Liz brings her thumb to her mouth and licks. It’s unlike anything she’s ever tasted. She sucks her thumb with a happy “mmm” noise and immediately wants more.
Jen offers it to her again. There’s a line of juice dripping down the front of the peach and drabbles of it coats Jen’s fingers.
“You want?” Jen’s voice is deeper than a moment ago, and the smile is deadly serious as she stares hard at Liz, watching her mouth as she opens to take a bite without actually taking the fruit into her own hand.
Jen holds perfectly still as Liz takes a bite of her own. The burst of flavor with the flesh of the fruit is even more powerful than the juice and she takes another bite as soon as she can. She means to keep her eyes focused on Jen, to hold on to the intense connection that popped up unexpectedly as Jen fed her fruit from her fingers for a second time that night. As soon as her mouth touches the peach, her eyes close without her permission and she finds herself moaning indecently.
“God.” Jen’s tattered, stilted, barely audible exclamation stops her from taking yet another bite.
When she opens her eyes, she sees Jen, eyes so dark she almost can’t remember what color they are. Jen looks stricken, as if she’s just managing to hold herself back and Liz has no idea what it means.
“Say you’ll go out with me again.”
Liz smiles and forgets about the peach completely as she answers, “Yes, of course.” She’s not convinced either of them will remember the invitation tomorrow, when they’re sober again, but that doesn’t seem to matter.
“Good.” Jen drops the peach and wipes her hand on her pants. Liz watches and thinks about licking the juice away with her tongue, but it’s a first date and they’ve barely kissed and no matter how good the peach is, she just isn’t that kind of girl.
“When?” She wants to know when they’ll go out again, because on their second, or third, or maybe their fourth–she doesn’t really know the rules for these things, either–she won’t have to stop herself when she wants to lick something from Jen’s fingers.
Jen climbs over the fence, clearing the top easily this time, and takes Liz’s hand in hers. She holds it lightly as they walk back to the car.
“When do you want?”
They get into the car because the air is suddenly too cold. She doesn’t know if that’s because the wine is fading from her system or if the weather changes drastically at a certain time of night. She’s never been in a field, or an orchard, after dark.
“Now,” Liz answers without thinking. Now won’t work because now is their first date. It can’t be their second date, too.
“Perfect.” Jen pulls their combined hands into her lap with a laugh. “How about tomorrow night, too?”
And that really is perfect. Liz smiles and thinks about how yellow-orange–the shade of a peach picked fresh from the tree–might be her new favorite color. She doesn’t force the thought to coalesce beyond that point, however, content to sit in the warm car with the taste of fresh peaches and red wine on her lips.

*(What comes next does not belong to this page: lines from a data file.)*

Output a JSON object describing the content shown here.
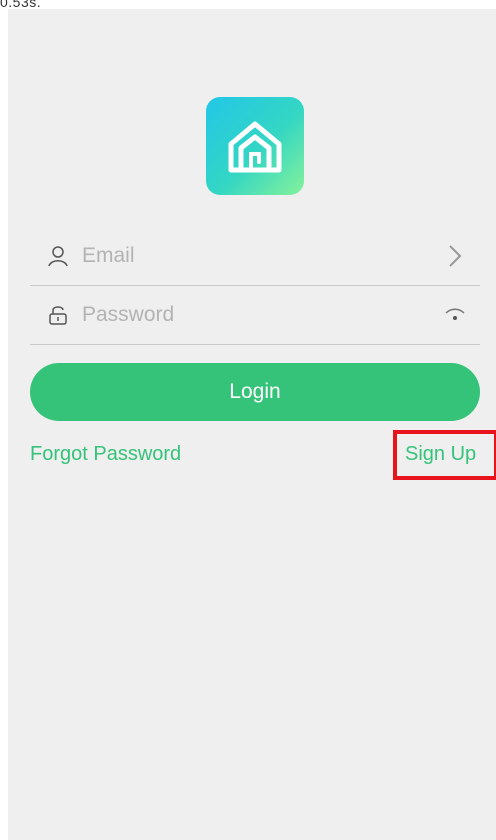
{
  "header": {
    "caption": "0.53s."
  },
  "logo": {
    "brand_color_start": "#22c7e8",
    "brand_color_end": "#86f29a",
    "icon": "home-icon"
  },
  "login_form": {
    "email": {
      "placeholder": "Email",
      "value": "",
      "lead_icon": "user-icon",
      "trail_icon": "chevron-right-icon"
    },
    "password": {
      "placeholder": "Password",
      "value": "",
      "lead_icon": "lock-icon",
      "trail_icon": "eye-closed-icon"
    },
    "login_label": "Login",
    "forgot_password_label": "Forgot Password",
    "sign_up_label": "Sign Up"
  },
  "colors": {
    "accent": "#35c379",
    "background": "#efefef",
    "highlight": "#e8141d"
  }
}
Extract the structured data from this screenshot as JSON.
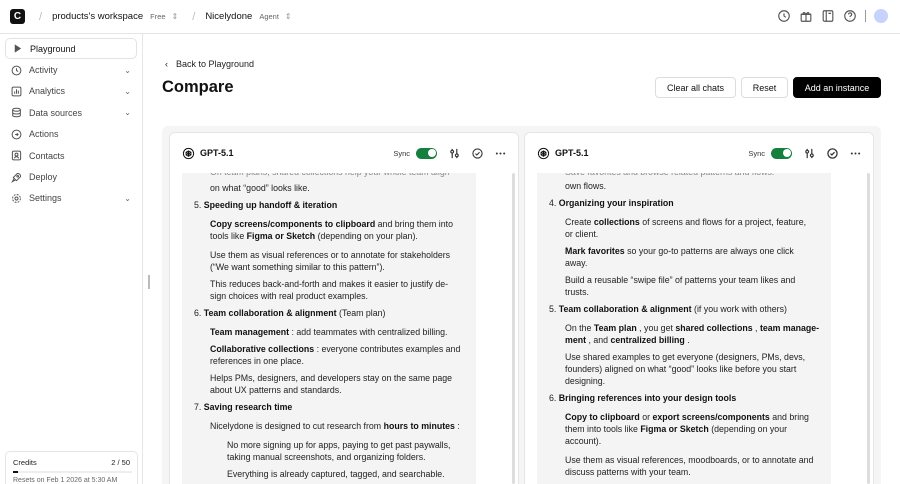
{
  "topbar": {
    "logo": "C",
    "workspace_name": "products's workspace",
    "workspace_plan": "Free",
    "project_name": "Nicelydone",
    "project_type": "Agent",
    "icons": [
      "history-icon",
      "gift-icon",
      "book-icon",
      "help-icon",
      "avatar"
    ]
  },
  "sidebar": {
    "items": [
      {
        "label": "Playground",
        "icon": "play-icon",
        "active": true,
        "chevron": false
      },
      {
        "label": "Activity",
        "icon": "clock-icon",
        "chevron": true
      },
      {
        "label": "Analytics",
        "icon": "chart-icon",
        "chevron": true
      },
      {
        "label": "Data sources",
        "icon": "database-icon",
        "chevron": true
      },
      {
        "label": "Actions",
        "icon": "actions-icon",
        "chevron": false
      },
      {
        "label": "Contacts",
        "icon": "contacts-icon",
        "chevron": false
      },
      {
        "label": "Deploy",
        "icon": "rocket-icon",
        "chevron": false
      },
      {
        "label": "Settings",
        "icon": "gear-icon",
        "chevron": true
      }
    ],
    "credits": {
      "label": "Credits",
      "value": "2 / 50",
      "used_fraction": 0.04,
      "reset_text": "Resets on Feb 1 2026 at 5:30 AM"
    }
  },
  "main": {
    "back_label": "Back to Playground",
    "title": "Compare",
    "buttons": {
      "clear": "Clear all chats",
      "reset": "Reset",
      "add": "Add an instance"
    }
  },
  "panels": [
    {
      "model": "GPT-5.1",
      "sync_label": "Sync",
      "lines": [
        {
          "t": "On team plans, shared collections help your whole team align",
          "cut": true
        },
        {
          "t": "on what “good” looks like."
        },
        {
          "t": "5.  <b>Speeding up handoff &amp; iteration</b>"
        },
        {
          "t": "<b>Copy screens/components to clipboard</b> and bring them into"
        },
        {
          "t": "tools like <b>Figma or Sketch</b> (depending on your plan)."
        },
        {
          "t": "Use them as visual references or to annotate for stakeholders"
        },
        {
          "t": "(“We want something similar to this pattern”)."
        },
        {
          "t": "This reduces back-and-forth and makes it easier to justify de-"
        },
        {
          "t": "sign choices with real product examples."
        },
        {
          "t": "6.  <b>Team collaboration &amp; alignment</b> (Team plan)"
        },
        {
          "t": "<b>Team management</b> : add teammates with centralized billing."
        },
        {
          "t": "<b>Collaborative collections</b> : everyone contributes examples and"
        },
        {
          "t": "references in one place."
        },
        {
          "t": "Helps PMs, designers, and developers stay on the same page"
        },
        {
          "t": "about UX patterns and standards."
        },
        {
          "t": "7.  <b>Saving research time</b>"
        },
        {
          "t": "Nicelydone is designed to cut research from <b>hours to minutes</b> :"
        },
        {
          "t": "No more signing up for apps, paying to get past paywalls,"
        },
        {
          "t": "taking manual screenshots, and organizing folders."
        },
        {
          "t": "Everything is already captured, tagged, and searchable."
        }
      ]
    },
    {
      "model": "GPT-5.1",
      "sync_label": "Sync",
      "lines": [
        {
          "t": "Save favorites and browse related patterns and flows.",
          "cut": true
        },
        {
          "t": "own flows."
        },
        {
          "t": "4.  <b>Organizing your inspiration</b>"
        },
        {
          "t": "Create <b>collections</b> of screens and flows for a project, feature,"
        },
        {
          "t": "or client."
        },
        {
          "t": "<b>Mark favorites</b> so your go-to patterns are always one click"
        },
        {
          "t": "away."
        },
        {
          "t": "Build a reusable “swipe file” of patterns your team likes and"
        },
        {
          "t": "trusts."
        },
        {
          "t": "5.  <b>Team collaboration &amp; alignment</b> (if you work with others)"
        },
        {
          "t": "On the <b>Team plan</b> , you get <b>shared collections</b> , <b>team manage-</b>"
        },
        {
          "t": "<b>ment</b> , and <b>centralized billing</b> ."
        },
        {
          "t": "Use shared examples to get everyone (designers, PMs, devs,"
        },
        {
          "t": "founders) aligned on what “good” looks like before you start"
        },
        {
          "t": "designing."
        },
        {
          "t": "6.  <b>Bringing references into your design tools</b>"
        },
        {
          "t": "<b>Copy to clipboard</b> or <b>export screens/components</b> and bring"
        },
        {
          "t": "them into tools like <b>Figma or Sketch</b> (depending on your"
        },
        {
          "t": "account)."
        },
        {
          "t": "Use them as visual references, moodboards, or to annotate and"
        },
        {
          "t": "discuss patterns with your team."
        }
      ]
    }
  ]
}
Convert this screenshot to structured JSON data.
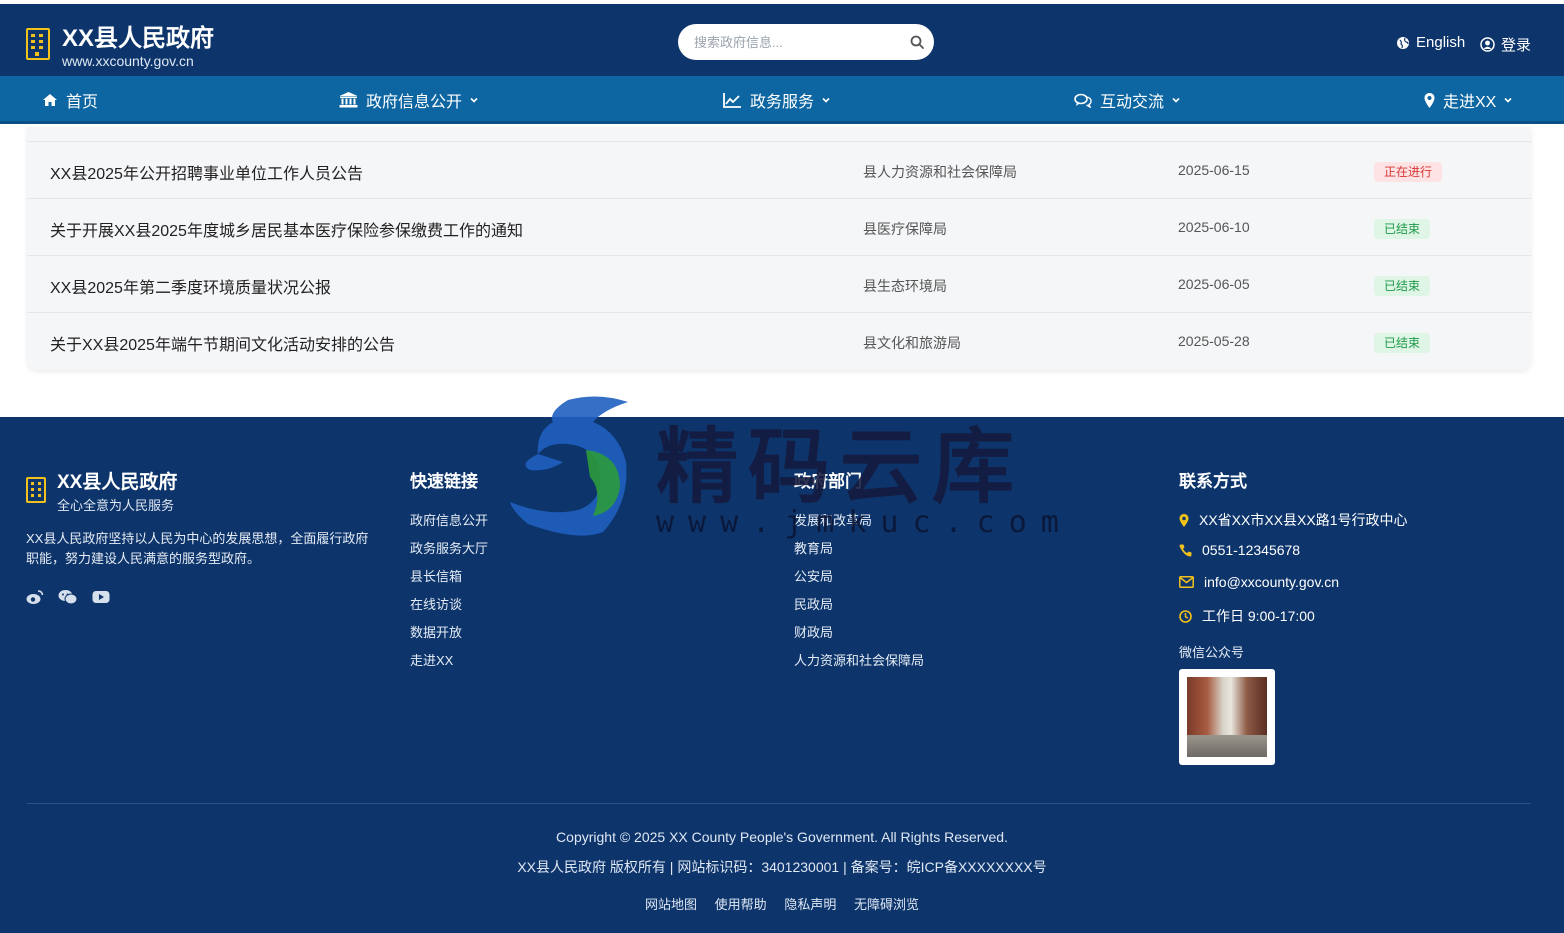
{
  "header": {
    "title": "XX县人民政府",
    "domain": "www.xxcounty.gov.cn",
    "search_placeholder": "搜索政府信息...",
    "language_label": "English",
    "login_label": "登录"
  },
  "nav": {
    "items": [
      {
        "label": "首页",
        "icon": "home-icon",
        "has_dropdown": false
      },
      {
        "label": "政府信息公开",
        "icon": "institution-icon",
        "has_dropdown": true
      },
      {
        "label": "政务服务",
        "icon": "line-chart-icon",
        "has_dropdown": true
      },
      {
        "label": "互动交流",
        "icon": "comments-icon",
        "has_dropdown": true
      },
      {
        "label": "走进XX",
        "icon": "map-marker-icon",
        "has_dropdown": true
      }
    ]
  },
  "notices": [
    {
      "title": "XX县2025年公开招聘事业单位工作人员公告",
      "dept": "县人力资源和社会保障局",
      "date": "2025-06-15",
      "status": "正在进行",
      "status_type": "active"
    },
    {
      "title": "关于开展XX县2025年度城乡居民基本医疗保险参保缴费工作的通知",
      "dept": "县医疗保障局",
      "date": "2025-06-10",
      "status": "已结束",
      "status_type": "ended"
    },
    {
      "title": "XX县2025年第二季度环境质量状况公报",
      "dept": "县生态环境局",
      "date": "2025-06-05",
      "status": "已结束",
      "status_type": "ended"
    },
    {
      "title": "关于XX县2025年端午节期间文化活动安排的公告",
      "dept": "县文化和旅游局",
      "date": "2025-05-28",
      "status": "已结束",
      "status_type": "ended"
    }
  ],
  "footer": {
    "name": "XX县人民政府",
    "slogan": "全心全意为人民服务",
    "description": "XX县人民政府坚持以人民为中心的发展思想，全面履行政府职能，努力建设人民满意的服务型政府。",
    "social_icons": [
      "weibo-icon",
      "wechat-icon",
      "youtube-icon"
    ],
    "quick_links": {
      "title": "快速链接",
      "items": [
        "政府信息公开",
        "政务服务大厅",
        "县长信箱",
        "在线访谈",
        "数据开放",
        "走进XX"
      ]
    },
    "departments": {
      "title": "政府部门",
      "items": [
        "发展和改革局",
        "教育局",
        "公安局",
        "民政局",
        "财政局",
        "人力资源和社会保障局"
      ]
    },
    "contact": {
      "title": "联系方式",
      "address": "XX省XX市XX县XX路1号行政中心",
      "phone": "0551-12345678",
      "email": "info@xxcounty.gov.cn",
      "hours": "工作日 9:00-17:00",
      "wechat_label": "微信公众号"
    },
    "copyright": "Copyright © 2025 XX County People's Government. All Rights Reserved.",
    "icp": "XX县人民政府 版权所有 | 网站标识码：3401230001 | 备案号：皖ICP备XXXXXXXX号",
    "bottom_links": [
      "网站地图",
      "使用帮助",
      "隐私声明",
      "无障碍浏览"
    ]
  },
  "watermark": {
    "text": "精码云库",
    "url": "www.jmkuc.com"
  },
  "colors": {
    "header_bg": "#0d356b",
    "nav_bg": "#0d66a1",
    "accent": "#f2c21c",
    "status_active": "#d93636",
    "status_ended": "#1e9a4a"
  }
}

Tomorrow, on their next date, maybe she’d discover yet another new favorite color.
The Juice that Stains Her Fingers
Copyright © 2014, Jove Belle
All Rights Reserved. No part of this publication may be reproduced, transmitted in any form or by any means, electronic or mechanical, including recording, print-outs, information storage and retrieval system, without permission in writing from the author. eBooks are not transferable. They cannot be sold, shared or given away as it is an infringement on the copyright of this work.
This is a work of fiction. Names, characters, places, and incidents are the product of the author’s imagination or are used fictitiously. Any resemblance to actual persons, living or dead, business establishments, events, or locales is entirely coincidental.
This book, or parts thereof, may not be reproduced in any form without permission.
Editor: Andi Marquette (http://www.andimarquette.com)
Cover: Dirt Road Design